We don’t get resolutions anymore. Really terrible things happen, people get outraged — often entirely justifiably — pledges of full investigations are made, partisan defenses get deployed, it gets chewed over for a news cycle or two . . . and then it gets replaced by some other outrage. If the axe ever falls, it falls on those darned rogue low-level employees in Cincinnati.
From the Tuesday Morning Jolt:
We Need a Real Debate About American Immigration Levels.
A thought on Monday’s piece about Scott Walker, Jeff Sessions, and legal immigration . . .
As noted in the article, the United States brings in about one million legal immigrants per year, a figure that is at or near record levels. A lot of Americans, asked for their ideal immigration policy, would envision no illegal immigration, and a smooth, fast-moving, efficient system for legal immigration.
I suspect a lot of people would like to say, “as long as you haven’t committed any crimes and you’re willing to work hard and play by the rules, if you want to be an American, we’ll let you become an American citizen.” That’s a nice and heart-warming philosophy. It’s a policy of rarely ever saying “no.” For anyone who’s a descendant of immigrants, it means never shutting the door on anyone else. The Wall Street Journal editorial board wrote, in 1984 and again in 2001, that the U.S. should adopt a constitutional amendment declaring, “there shall be open borders.”
The problem is that there are millions, probably tens of millions, of foreign citizens who would like to become Americans if they were given the chance.
If we permitted 1.5 million immigrants to become American citizens per year, we would find enough applicants, or 2 million or 3 million.
And no matter how much we love legal immigrants, the country couldn’t take them all in at once without going through a wrenching social and economic upheaval. That 2001 Journal editorial saluted the country’s capacity for assimilating new immigrants, and I suspect that a lot of Americans aren’t so confident in our ability to do that in 2015. (Do we even have a common, unifying culture anymore?) How many new jobs per year can our economy generate? How many empty slots do we have in our schools and hospitals? How’s our infrastructure doing handling the influx?
If you say that the million-a-year rate should be reduced to some lower level . . . does that ipso facto make you a xenophobe? Hateful? Racist?
The boss has a column about illegal immigrants working in New York City’s nail salons and concludes . . .

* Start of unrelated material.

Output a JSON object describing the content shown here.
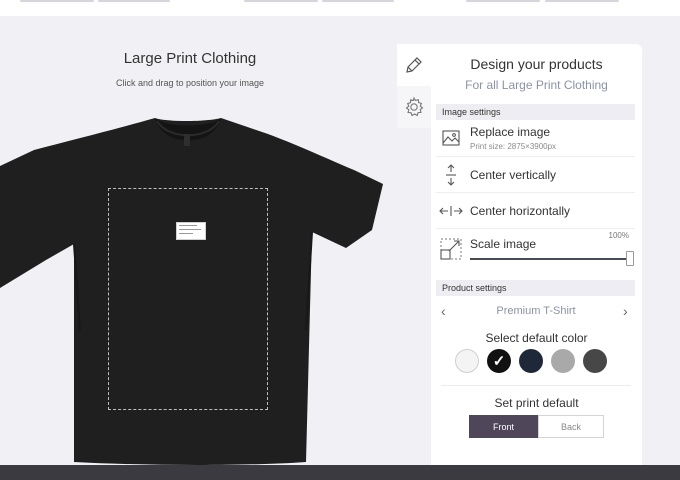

There has been booming growth in nail salons in New York City during the past 15 years, and prices haven’t really changed since the 1990s, according to the Times. This is a boon to women who want an affordable reverse-French manicure. In this case, and in many others, illegal immigration is a subsidy for the upper-middle class that can enjoy cheaper services than it would if the country had a strictly legal labor market and lower levels of overall immigration. No one wants to hear it, though.
When Wisconsin governor Scott Walker suggested that the effect on wages of American workers should be the first concern in considering levels of immigration, the political class recoiled in horror. Surely, one reason that salons can pay so poorly is that the supply of illegal workers is so plentiful. And this supply of labor must, at least at the margins, crowd out workers already here who might consider working in salons if pay and conditions were better.
The country deserves a serious, hard-minded debate about what level of legal immigration is appropriate for our economy – and how well we can bring legal immigrants into the full embrace of American culture. But we’re probably not going to get that. We’re going to get a lot of accusations about “xenophobia.”
About 13 percent of the world’s adults — or about 630 million people — say they would like to leave their country and move somewhere else permanently. For roughly 138 million people, that somewhere else would be the U.S. — the No. 1 desired destination for potential migrants.